__Problem details__
All of the entries below are to be copied without any alteration.
--- Entries provided ---
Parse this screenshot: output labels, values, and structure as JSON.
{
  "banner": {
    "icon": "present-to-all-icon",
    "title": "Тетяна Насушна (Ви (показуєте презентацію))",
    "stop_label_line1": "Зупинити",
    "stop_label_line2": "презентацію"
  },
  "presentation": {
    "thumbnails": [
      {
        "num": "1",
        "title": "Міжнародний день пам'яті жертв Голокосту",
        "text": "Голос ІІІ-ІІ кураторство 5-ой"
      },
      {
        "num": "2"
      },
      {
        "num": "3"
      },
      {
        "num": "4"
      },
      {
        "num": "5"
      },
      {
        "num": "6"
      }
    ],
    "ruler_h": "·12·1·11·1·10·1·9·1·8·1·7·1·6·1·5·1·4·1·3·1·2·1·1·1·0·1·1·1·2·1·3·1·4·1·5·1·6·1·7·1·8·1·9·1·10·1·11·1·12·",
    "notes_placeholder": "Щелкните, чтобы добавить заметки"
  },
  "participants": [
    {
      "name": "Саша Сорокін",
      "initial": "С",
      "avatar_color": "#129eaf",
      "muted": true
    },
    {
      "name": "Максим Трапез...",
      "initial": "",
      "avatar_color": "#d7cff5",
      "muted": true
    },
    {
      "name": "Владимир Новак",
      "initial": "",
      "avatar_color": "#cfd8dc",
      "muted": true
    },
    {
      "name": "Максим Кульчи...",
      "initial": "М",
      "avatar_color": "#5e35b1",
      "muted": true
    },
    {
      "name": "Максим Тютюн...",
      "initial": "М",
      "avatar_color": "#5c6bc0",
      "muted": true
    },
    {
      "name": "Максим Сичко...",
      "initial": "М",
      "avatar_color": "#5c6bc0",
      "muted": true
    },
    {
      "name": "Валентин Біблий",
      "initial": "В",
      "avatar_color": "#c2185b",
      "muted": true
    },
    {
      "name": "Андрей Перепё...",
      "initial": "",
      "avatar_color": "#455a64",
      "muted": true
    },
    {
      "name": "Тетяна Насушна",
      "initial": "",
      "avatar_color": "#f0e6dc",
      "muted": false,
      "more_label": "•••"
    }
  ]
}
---
__Response to this task__
Parse this screenshot: output labels, values, and structure as JSON.
{
  "banner": {
    "icon": "present-to-all-icon",
    "title": "Тетяна Насушна (Ви (показуєте презентацію))",
    "stop_label_line1": "Зупинити",
    "stop_label_line2": "презентацію"
  },
  "presentation": {
    "thumbnails": [
      {
        "num": "1",
        "title": "Міжнародний день пам'яті жертв Голокосту",
        "text": "Голос ІІІ-ІІ кураторство 5-ой"
      },
      {
        "num": "2"
      },
      {
        "num": "3"
      },
      {
        "num": "4"
      },
      {
        "num": "5"
      },
      {
        "num": "6"
      }
    ],
    "ruler_h": "·12·1·11·1·10·1·9·1·8·1·7·1·6·1·5·1·4·1·3·1·2·1·1·1·0·1·1·1·2·1·3·1·4·1·5·1·6·1·7·1·8·1·9·1·10·1·11·1·12·",
    "notes_placeholder": "Щелкните, чтобы добавить заметки"
  },
  "participants": [
    {
      "name": "Саша Сорокін",
      "initial": "С",
      "avatar_color": "#129eaf",
      "muted": true
    },
    {
      "name": "Максим Трапез...",
      "initial": "",
      "avatar_color": "#d7cff5",
      "muted": true
    },
    {
      "name": "Владимир Новак",
      "initial": "",
      "avatar_color": "#cfd8dc",
      "muted": true
    },
    {
      "name": "Максим Кульчи...",
      "initial": "М",
      "avatar_color": "#5e35b1",
      "muted": true
    },
    {
      "name": "Максим Тютюн...",
      "initial": "М",
      "avatar_color": "#5c6bc0",
      "muted": true
    },
    {
      "name": "Максим Сичко...",
      "initial": "М",
      "avatar_color": "#5c6bc0",
      "muted": true
    },
    {
      "name": "Валентин Біблий",
      "initial": "В",
      "avatar_color": "#c2185b",
      "muted": true
    },
    {
      "name": "Андрей Перепё...",
      "initial": "",
      "avatar_color": "#455a64",
      "muted": true
    },
    {
      "name": "Тетяна Насушна",
      "initial": "",
      "avatar_color": "#f0e6dc",
      "muted": false,
      "more_label": "•••"
    }
  ]
}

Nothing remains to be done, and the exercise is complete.